**What is required**
Track down every line below that holds "Sincan" and copy it.

**Recorded information**
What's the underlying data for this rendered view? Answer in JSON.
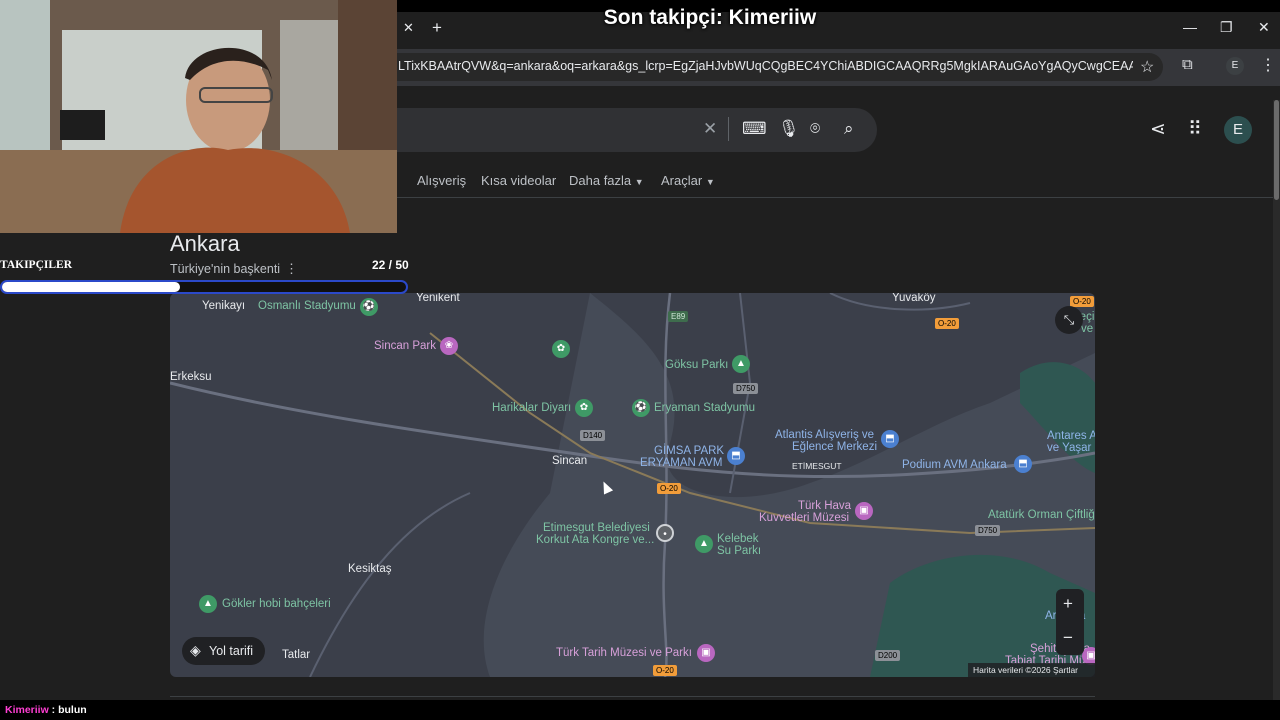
{
  "stream": {
    "latest_follower": "Son takipçi: Kimeriiw",
    "followers_label": "TAKIPÇILER",
    "followers_count": "22 / 50",
    "followers_progress": 0.44,
    "chat_user": "Kimeriiw",
    "chat_message": " : bulun"
  },
  "browser": {
    "url": "LTixKBAAtrQVW&q=ankara&oq=arkara&gs_lcrp=EgZjaHJvbWUqCQgBEC4YChiABDIGCAAQRRg5MgkIARAuGAoYgAQyCwgCEAAYChgLGIAE...",
    "profile_initial": "E"
  },
  "google": {
    "tabs": [
      "Alışveriş",
      "Kısa videolar",
      "Daha fazla",
      "Araçlar"
    ],
    "avatar_initial": "E",
    "knowledge_panel": {
      "title": "Ankara",
      "subtitle": "Türkiye'nin başkenti"
    }
  },
  "map": {
    "labels": {
      "yenikayi": "Yenikayı",
      "osmanli": "Osmanlı Stadyumu",
      "yenikent": "Yenikent",
      "yuvakoy": "Yuvaköy",
      "sincan_park": "Sincan Park",
      "erkeksu": "Erkeksu",
      "goksu": "Göksu Parkı",
      "harikalar": "Harikalar Diyarı",
      "eryaman_stad": "Eryaman Stadyumu",
      "atlantis_1": "Atlantis Alışveriş ve",
      "atlantis_2": "Eğlence Merkezi",
      "antares_1": "Antares A",
      "antares_2": "ve Yaşar",
      "gimsa_1": "GİMSA PARK",
      "gimsa_2": "ERYAMAN AVM",
      "etimesgut": "ETİMESGUT",
      "podium": "Podium AVM Ankara",
      "sincan": "Sincan",
      "turk_hava_1": "Türk Hava",
      "turk_hava_2": "Kuvvetleri Müzesi",
      "ataturk_orman": "Atatürk Orman Çiftliği",
      "belediye_1": "Etimesgut Belediyesi",
      "belediye_2": "Korkut Ata Kongre ve...",
      "kelebek_1": "Kelebek",
      "kelebek_2": "Su Parkı",
      "kesiktas": "Kesiktaş",
      "gokler": "Gökler hobi bahçeleri",
      "armada": "Armada",
      "sehit_cuma": "Şehit Cuma",
      "tabiat": "Tabiat Tarihi Müzesi",
      "tatlar": "Tatlar",
      "turk_tarih": "Türk Tarih Müzesi ve Parkı",
      "right_top": "Seçi",
      "right_top_2": "ve"
    },
    "roads": [
      "E89",
      "D750",
      "D140",
      "O-20",
      "O-20",
      "D750",
      "D200",
      "O-20",
      "O-20"
    ],
    "directions_label": "Yol tarifi",
    "attribution": "Harita verileri ©2026   Şartlar"
  }
}
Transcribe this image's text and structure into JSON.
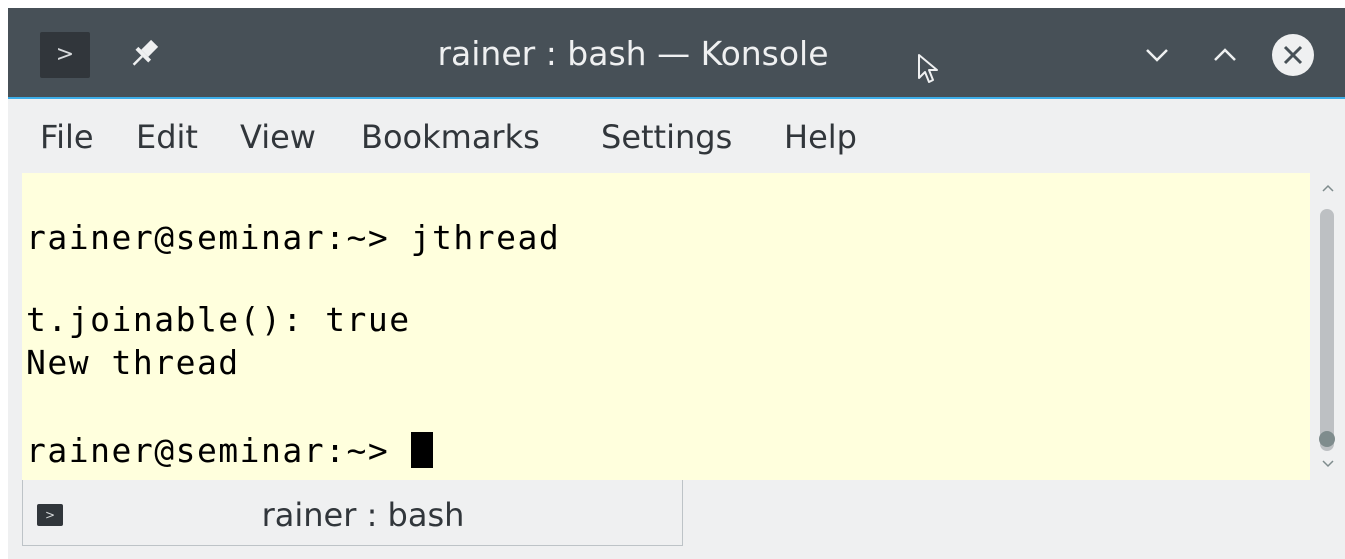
{
  "window": {
    "title": "rainer : bash — Konsole"
  },
  "menu": {
    "items": [
      "File",
      "Edit",
      "View",
      "Bookmarks",
      "Settings",
      "Help"
    ]
  },
  "terminal": {
    "lines": [
      "rainer@seminar:~> jthread",
      "t.joinable(): true",
      "New thread",
      "rainer@seminar:~> "
    ],
    "background": "#ffffdd",
    "foreground": "#000000"
  },
  "tabs": [
    {
      "label": "rainer : bash",
      "icon": "terminal-icon"
    }
  ],
  "icons": {
    "app": "terminal-icon",
    "pin": "pin-icon",
    "minimize": "chevron-down-icon",
    "maximize": "chevron-up-icon",
    "close": "close-icon"
  },
  "colors": {
    "titlebar": "#475057",
    "accent": "#3daee9",
    "chrome": "#eff0f1"
  }
}
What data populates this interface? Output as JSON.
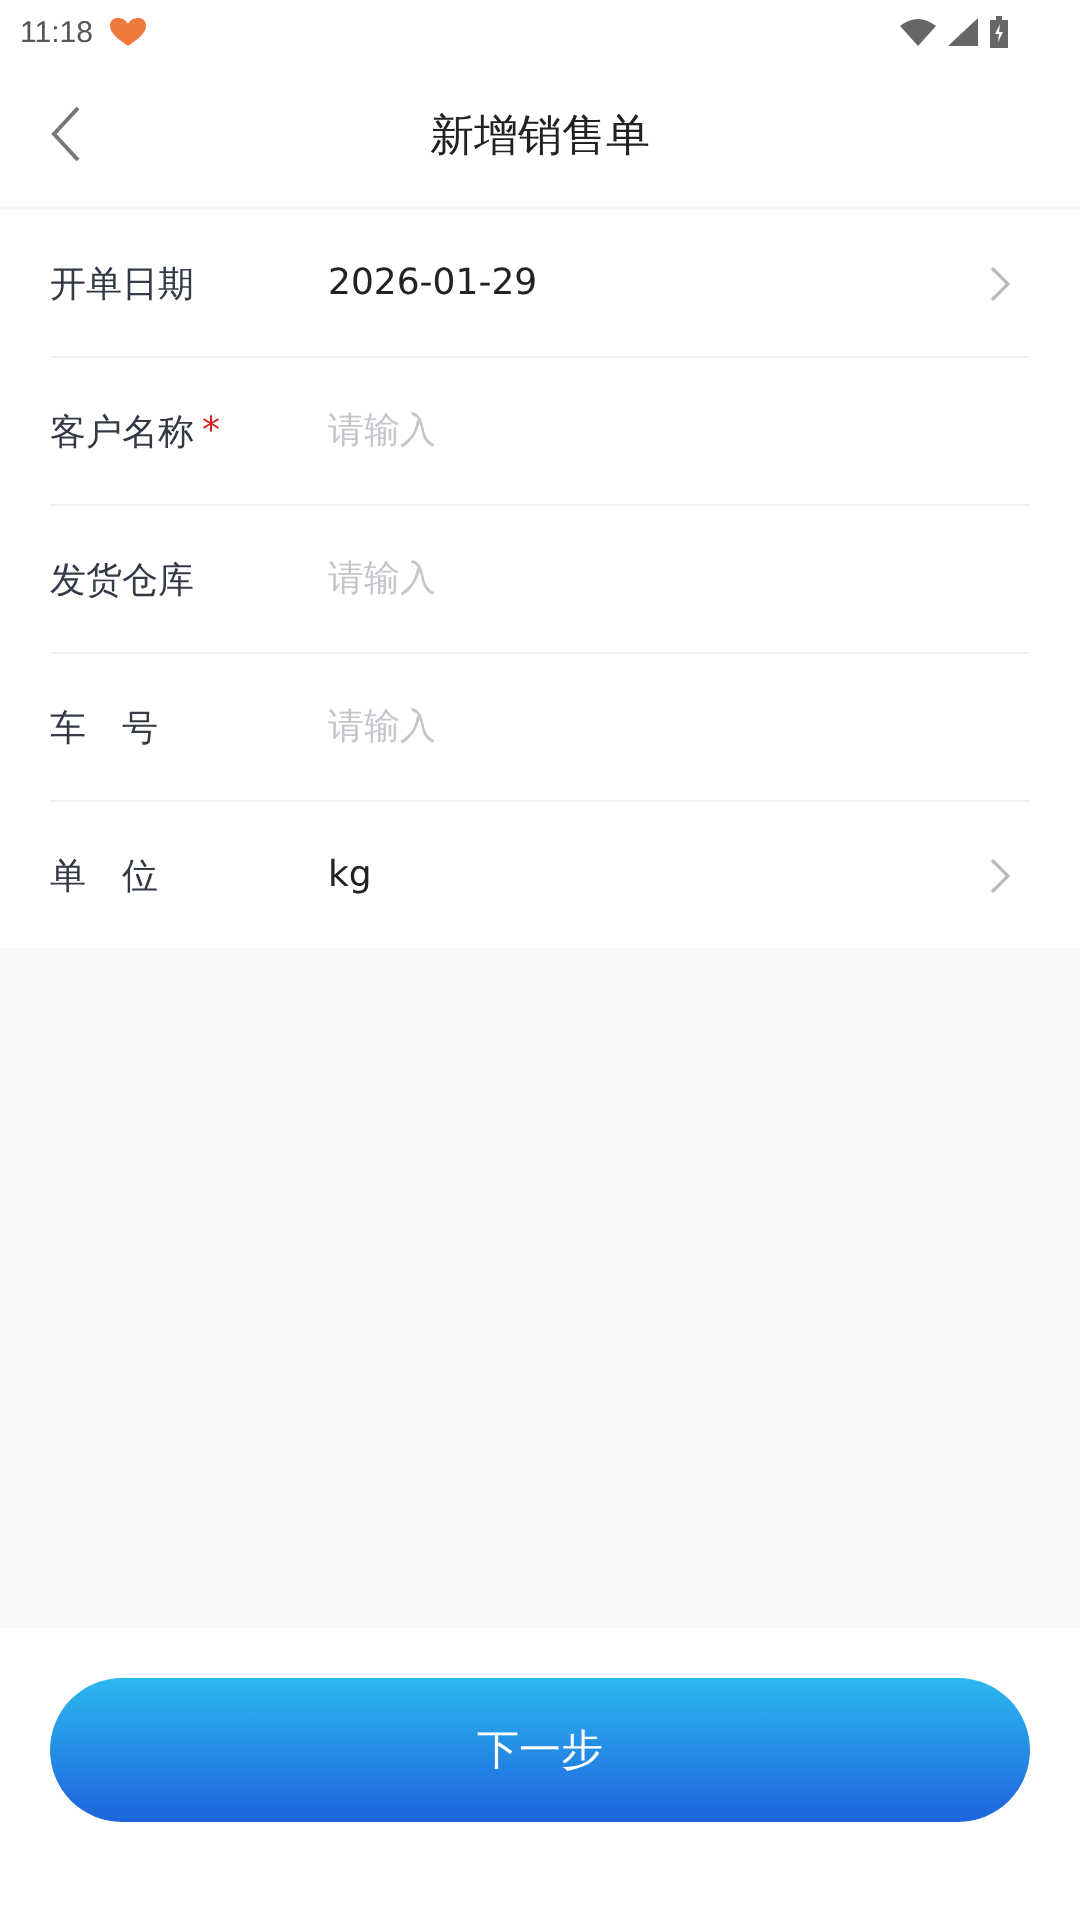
{
  "status_bar": {
    "time": "11:18"
  },
  "header": {
    "title": "新增销售单"
  },
  "fields": [
    {
      "kind": "picker",
      "label": "开单日期",
      "value": "2026-01-29"
    },
    {
      "kind": "input",
      "label": "客户名称",
      "required_mark": "*",
      "placeholder": "请输入"
    },
    {
      "kind": "input",
      "label": "发货仓库",
      "placeholder": "请输入"
    },
    {
      "kind": "input",
      "label": "车　号",
      "placeholder": "请输入"
    },
    {
      "kind": "picker",
      "label": "单　位",
      "value": "kg"
    }
  ],
  "footer": {
    "button": "下一步"
  }
}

**Answer section**
      "sincan_park": "Sincan Park",
      "sincan": "Sincan",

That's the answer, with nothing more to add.